> _What to work on_:
Each line of the entries that mentions the string "Cloud" needs to be reported.

> _Record excerpts_:
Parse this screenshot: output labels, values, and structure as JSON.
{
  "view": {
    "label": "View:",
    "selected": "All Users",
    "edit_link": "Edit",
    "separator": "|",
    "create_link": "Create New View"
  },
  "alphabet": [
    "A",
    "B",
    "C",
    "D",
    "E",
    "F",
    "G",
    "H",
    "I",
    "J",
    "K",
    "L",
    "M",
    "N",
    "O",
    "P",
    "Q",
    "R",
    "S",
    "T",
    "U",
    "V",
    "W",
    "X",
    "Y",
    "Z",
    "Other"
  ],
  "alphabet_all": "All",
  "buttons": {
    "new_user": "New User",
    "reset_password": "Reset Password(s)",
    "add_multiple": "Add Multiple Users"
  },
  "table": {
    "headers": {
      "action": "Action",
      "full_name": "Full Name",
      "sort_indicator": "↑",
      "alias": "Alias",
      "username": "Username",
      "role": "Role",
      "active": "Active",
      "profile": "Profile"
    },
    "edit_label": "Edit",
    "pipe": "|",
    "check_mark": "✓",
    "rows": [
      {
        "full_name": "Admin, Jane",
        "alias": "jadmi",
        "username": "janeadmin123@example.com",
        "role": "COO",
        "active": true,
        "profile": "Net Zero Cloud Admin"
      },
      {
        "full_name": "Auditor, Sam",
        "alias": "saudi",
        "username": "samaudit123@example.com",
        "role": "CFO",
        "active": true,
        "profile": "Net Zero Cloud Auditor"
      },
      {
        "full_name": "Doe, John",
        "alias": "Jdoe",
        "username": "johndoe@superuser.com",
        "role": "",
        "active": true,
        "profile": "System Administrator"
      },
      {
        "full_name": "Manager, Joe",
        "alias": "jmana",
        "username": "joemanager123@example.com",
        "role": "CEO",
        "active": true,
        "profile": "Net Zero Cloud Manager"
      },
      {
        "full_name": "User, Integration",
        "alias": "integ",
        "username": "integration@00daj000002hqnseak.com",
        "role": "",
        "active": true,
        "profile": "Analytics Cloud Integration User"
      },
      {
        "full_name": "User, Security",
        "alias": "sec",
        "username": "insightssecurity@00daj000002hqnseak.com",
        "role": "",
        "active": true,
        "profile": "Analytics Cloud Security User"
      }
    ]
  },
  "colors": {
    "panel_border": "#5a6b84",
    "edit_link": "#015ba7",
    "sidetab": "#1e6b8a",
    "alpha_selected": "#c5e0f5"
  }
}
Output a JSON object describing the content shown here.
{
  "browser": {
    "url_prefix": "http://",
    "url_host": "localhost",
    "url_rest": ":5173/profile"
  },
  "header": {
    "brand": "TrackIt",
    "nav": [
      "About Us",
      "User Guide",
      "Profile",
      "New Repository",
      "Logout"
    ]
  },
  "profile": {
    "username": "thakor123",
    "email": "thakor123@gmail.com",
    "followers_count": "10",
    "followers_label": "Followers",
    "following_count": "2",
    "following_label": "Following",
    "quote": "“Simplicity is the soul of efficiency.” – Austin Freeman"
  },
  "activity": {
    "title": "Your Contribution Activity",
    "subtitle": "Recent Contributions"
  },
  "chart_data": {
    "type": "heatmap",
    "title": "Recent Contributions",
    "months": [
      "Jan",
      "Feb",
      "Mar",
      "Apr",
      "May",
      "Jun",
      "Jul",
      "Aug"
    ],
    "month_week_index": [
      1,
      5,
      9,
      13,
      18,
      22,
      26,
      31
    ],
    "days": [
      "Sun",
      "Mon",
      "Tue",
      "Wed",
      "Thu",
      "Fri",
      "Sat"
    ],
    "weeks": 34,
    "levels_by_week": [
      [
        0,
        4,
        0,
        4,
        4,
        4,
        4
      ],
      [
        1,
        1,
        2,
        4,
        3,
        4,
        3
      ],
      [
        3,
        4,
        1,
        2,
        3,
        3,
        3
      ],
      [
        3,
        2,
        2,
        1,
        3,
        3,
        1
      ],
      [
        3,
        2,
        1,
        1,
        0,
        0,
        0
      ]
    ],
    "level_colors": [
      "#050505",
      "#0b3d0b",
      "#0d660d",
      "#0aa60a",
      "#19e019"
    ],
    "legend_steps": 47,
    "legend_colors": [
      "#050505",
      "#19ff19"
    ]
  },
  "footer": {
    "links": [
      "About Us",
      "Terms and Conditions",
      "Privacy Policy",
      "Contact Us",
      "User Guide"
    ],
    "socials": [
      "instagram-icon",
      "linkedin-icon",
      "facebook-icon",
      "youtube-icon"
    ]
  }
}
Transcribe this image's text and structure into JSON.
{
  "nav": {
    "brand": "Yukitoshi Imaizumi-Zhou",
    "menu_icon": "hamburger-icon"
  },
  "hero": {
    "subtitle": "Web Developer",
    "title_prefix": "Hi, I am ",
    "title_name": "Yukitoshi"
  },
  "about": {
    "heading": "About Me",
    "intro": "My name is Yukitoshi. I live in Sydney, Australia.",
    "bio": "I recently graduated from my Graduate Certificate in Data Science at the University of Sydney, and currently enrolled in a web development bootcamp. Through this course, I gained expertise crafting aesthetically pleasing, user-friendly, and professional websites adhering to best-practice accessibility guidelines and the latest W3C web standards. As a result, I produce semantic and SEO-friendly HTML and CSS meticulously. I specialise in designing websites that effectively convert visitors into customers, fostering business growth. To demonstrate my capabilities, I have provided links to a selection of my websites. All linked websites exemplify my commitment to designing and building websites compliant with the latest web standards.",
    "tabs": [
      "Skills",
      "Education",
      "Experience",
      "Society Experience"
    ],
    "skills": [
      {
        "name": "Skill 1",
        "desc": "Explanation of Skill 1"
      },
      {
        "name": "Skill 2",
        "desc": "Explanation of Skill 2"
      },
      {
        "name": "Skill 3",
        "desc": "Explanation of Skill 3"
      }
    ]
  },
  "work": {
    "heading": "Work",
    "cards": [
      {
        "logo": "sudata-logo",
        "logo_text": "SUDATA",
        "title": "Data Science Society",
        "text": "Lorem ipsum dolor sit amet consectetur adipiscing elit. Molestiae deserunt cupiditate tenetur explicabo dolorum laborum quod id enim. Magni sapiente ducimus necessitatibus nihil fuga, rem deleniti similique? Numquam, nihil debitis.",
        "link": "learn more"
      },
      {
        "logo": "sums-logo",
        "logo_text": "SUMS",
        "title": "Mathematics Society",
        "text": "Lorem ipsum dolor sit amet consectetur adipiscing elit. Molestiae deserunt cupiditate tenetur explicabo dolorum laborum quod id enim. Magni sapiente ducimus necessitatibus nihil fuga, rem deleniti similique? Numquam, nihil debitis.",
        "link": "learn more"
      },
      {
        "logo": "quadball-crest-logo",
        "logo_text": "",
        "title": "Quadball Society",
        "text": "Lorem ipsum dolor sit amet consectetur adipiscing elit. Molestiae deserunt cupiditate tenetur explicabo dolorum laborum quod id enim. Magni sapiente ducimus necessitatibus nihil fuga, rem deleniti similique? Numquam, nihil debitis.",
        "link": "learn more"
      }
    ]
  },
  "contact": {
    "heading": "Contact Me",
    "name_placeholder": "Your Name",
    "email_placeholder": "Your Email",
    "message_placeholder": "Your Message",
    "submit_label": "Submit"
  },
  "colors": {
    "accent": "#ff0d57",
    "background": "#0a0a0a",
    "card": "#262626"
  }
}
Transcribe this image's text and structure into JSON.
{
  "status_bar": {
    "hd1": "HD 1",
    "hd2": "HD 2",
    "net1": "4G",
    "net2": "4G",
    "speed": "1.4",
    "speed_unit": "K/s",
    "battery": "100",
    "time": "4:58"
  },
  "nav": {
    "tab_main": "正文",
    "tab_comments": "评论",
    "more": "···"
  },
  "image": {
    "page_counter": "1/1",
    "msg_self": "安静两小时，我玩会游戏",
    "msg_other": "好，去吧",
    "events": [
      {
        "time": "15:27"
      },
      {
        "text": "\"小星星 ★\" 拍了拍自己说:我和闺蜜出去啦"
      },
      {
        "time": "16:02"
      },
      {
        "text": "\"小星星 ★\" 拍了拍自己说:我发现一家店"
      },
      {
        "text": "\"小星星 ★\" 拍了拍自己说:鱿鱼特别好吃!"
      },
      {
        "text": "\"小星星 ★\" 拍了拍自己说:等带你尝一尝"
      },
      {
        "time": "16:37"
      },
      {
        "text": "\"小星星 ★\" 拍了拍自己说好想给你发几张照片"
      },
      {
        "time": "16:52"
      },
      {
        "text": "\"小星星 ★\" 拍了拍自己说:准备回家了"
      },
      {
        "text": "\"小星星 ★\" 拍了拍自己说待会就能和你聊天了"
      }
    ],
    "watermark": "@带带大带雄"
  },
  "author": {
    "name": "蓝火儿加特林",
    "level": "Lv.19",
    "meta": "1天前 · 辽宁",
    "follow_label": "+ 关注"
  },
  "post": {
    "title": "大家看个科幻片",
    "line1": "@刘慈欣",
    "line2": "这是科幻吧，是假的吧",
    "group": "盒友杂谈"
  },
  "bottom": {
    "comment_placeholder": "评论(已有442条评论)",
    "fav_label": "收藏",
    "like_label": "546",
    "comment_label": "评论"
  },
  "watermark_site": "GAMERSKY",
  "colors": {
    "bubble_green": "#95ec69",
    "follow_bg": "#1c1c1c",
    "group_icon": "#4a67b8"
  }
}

> _Written answer_:
        "profile": "Net Zero Cloud Admin"
        "profile": "Net Zero Cloud Auditor"
        "profile": "Net Zero Cloud Manager"
        "profile": "Analytics Cloud Integration User"
        "profile": "Analytics Cloud Security User"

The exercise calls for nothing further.